A Tale of Two Indias

Recently I had the joy of exploring India for 20 days. Tradition, triumph, squalor and splendor all flow together in a sea teeming with all the variety and richness of humanity. Improbabilities and possibilities abound.

What about health care in the world's largest democracy? In the marvelous paradox of that great nation, it all depends on which India you're in. Traditional India plods on as a new India rises.

Traditional India

The opportunity to receive adequate health care is slim to none for most people. India's government devotes less than 5 percent of its GDP on health care for a population of more than 1 billion people. In rural areas, families spend nearly 27 percent of their income on health care and 35 percent of those who are hospitalized fall below the poverty line. (India Knowledge @Wharton, 2/11/10)

Public health services suffer the same fate as many Indian institutions: overcrowding, crumbling infrastructure and corruption. Private health services are unaffordable, often unregulated and sometimes substandard. Excellent health care is available in urban areas to those who are wealthy. Reform on a massive scale is beyond possibility anytime soon.

The New India

The opportunity to become a global hub for medical tourism, clinical studies and R&D is growing due to highly qualified doctors and scientists, state-of-the-art technology and low costs. India's health care industry is expanding rapidly and generates US$40 billion each year.
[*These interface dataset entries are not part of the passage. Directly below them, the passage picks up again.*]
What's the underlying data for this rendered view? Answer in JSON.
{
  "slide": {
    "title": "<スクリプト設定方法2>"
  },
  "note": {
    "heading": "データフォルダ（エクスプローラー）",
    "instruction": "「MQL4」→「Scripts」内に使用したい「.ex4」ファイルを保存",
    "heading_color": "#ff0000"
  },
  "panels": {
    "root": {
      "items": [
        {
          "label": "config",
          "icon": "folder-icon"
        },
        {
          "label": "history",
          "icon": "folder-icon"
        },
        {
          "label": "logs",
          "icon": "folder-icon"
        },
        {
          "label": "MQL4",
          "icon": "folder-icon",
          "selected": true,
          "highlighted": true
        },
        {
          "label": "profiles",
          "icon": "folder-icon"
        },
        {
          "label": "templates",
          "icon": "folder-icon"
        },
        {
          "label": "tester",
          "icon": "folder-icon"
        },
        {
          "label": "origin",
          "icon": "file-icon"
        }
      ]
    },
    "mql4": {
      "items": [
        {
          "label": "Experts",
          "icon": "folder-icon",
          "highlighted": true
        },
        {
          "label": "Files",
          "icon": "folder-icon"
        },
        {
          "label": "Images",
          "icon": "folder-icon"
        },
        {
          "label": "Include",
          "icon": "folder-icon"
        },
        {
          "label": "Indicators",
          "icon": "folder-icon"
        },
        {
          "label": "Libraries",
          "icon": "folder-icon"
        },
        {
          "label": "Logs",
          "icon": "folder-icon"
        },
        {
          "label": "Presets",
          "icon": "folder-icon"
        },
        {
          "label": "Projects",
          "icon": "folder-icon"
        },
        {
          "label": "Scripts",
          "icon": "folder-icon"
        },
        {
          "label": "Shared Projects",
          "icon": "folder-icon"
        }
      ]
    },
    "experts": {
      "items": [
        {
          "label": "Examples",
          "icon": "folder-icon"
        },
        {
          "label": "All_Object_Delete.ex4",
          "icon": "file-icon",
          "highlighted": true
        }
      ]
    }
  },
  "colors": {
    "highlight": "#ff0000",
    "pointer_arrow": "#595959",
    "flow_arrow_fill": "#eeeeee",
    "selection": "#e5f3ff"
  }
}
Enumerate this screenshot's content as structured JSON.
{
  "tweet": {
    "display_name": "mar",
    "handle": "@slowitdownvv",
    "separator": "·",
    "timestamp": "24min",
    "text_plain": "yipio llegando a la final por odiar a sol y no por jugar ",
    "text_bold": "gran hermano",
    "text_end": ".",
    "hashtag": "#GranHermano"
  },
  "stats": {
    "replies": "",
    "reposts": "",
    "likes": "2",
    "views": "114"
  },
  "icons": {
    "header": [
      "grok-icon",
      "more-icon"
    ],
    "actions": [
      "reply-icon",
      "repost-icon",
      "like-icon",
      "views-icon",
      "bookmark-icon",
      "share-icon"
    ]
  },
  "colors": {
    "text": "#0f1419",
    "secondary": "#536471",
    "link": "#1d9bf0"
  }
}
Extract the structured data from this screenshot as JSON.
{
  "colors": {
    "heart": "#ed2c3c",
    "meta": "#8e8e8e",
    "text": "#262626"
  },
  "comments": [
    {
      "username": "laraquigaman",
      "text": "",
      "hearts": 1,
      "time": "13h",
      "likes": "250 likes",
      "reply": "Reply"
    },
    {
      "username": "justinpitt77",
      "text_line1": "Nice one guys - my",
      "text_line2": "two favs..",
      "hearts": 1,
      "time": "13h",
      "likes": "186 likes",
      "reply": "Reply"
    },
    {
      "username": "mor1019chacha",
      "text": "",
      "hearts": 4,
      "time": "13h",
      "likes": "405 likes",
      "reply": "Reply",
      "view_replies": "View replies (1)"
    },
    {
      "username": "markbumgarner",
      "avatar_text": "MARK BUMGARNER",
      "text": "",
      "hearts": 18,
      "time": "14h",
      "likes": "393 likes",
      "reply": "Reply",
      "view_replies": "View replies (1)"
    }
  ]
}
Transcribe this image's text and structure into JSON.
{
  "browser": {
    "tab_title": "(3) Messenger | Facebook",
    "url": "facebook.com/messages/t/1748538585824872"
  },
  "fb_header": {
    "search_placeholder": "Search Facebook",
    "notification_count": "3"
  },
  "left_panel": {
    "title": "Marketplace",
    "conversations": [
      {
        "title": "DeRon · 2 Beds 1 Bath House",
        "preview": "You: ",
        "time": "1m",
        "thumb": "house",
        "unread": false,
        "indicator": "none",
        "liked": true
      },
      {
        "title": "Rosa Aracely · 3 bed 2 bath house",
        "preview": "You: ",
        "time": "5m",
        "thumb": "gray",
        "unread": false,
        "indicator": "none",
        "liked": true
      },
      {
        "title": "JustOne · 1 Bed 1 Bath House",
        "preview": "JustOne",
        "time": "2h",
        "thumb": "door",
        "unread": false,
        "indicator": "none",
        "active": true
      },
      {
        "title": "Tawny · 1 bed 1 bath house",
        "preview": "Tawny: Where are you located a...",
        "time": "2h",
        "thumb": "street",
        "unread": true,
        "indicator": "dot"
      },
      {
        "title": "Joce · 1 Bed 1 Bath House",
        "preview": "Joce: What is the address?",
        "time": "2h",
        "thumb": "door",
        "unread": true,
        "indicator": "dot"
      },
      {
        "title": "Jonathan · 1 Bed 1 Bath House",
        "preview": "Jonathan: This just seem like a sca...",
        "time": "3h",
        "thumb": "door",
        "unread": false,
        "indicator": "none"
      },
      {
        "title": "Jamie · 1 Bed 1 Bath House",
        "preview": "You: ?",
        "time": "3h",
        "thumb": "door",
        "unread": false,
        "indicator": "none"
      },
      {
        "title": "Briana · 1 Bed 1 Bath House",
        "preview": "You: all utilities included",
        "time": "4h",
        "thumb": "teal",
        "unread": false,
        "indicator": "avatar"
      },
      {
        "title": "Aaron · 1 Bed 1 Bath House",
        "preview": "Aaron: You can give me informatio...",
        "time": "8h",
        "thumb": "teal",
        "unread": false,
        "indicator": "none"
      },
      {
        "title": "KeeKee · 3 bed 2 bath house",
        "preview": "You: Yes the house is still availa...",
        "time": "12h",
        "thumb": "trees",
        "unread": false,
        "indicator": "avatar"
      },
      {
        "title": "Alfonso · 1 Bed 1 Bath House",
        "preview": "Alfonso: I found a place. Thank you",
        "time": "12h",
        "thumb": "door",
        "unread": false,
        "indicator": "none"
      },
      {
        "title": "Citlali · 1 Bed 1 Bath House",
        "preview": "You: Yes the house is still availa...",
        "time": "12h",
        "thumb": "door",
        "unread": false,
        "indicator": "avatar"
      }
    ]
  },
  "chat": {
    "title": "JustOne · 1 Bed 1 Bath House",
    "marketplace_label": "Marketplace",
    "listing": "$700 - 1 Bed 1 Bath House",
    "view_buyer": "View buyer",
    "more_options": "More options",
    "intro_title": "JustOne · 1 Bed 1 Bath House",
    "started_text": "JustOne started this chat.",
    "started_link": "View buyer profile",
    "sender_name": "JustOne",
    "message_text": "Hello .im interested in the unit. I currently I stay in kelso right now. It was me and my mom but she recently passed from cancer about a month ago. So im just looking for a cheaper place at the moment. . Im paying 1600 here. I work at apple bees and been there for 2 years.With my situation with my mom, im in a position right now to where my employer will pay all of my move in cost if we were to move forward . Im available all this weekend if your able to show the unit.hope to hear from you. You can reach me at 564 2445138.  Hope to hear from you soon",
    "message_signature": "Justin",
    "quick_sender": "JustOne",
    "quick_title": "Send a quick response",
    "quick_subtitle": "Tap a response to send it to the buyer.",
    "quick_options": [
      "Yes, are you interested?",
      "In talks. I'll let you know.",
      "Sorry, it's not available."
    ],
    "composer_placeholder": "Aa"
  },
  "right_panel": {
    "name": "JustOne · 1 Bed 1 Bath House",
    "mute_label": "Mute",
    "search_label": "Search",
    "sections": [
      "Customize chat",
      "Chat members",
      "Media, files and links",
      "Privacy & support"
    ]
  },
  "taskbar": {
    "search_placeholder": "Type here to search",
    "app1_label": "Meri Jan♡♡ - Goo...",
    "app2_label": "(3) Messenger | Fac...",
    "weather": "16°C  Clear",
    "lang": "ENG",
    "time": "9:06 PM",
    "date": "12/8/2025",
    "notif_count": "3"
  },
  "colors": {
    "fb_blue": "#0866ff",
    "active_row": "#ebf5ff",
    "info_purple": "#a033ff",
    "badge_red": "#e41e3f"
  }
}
It is now only second to education as the major service-sector employer in India, providing jobs for about 4.5 million people, directly or indirectly. (India Knowledge @Wharton, 2/11/10)

America's health care reform presents new opportunities for India. New laws will add 32 million Americans to the rolls of the insured and will require the type of back-office outsourced services at which India excels. Studies show that up to 41 percent of health plan costs are administrative. Pressure will intensify to deliver low-cost services for enrollment, database organization, claims processing and other support. India has the answer.

Services that can't be outsourced to India by law will still provide opportunity. Major Indian outsourcing firms Wipro and Tata Consultancy Services have set up operations in Atlanta and Cincinnati. Infosys will soon follow suit in Dallas. (Christian Science Monitor)

People tend to accentuate the shortcomings of India. After my journey, I can attest that there is no shortage of ingenuity and tenacity in India. The wheels of progress can move slowly, but my hope is that the rise of the new India will bring better health and well-being to all.

— Tom DeSanto

Image: Taken by me in Jodhpur, India in March 2010

No comments: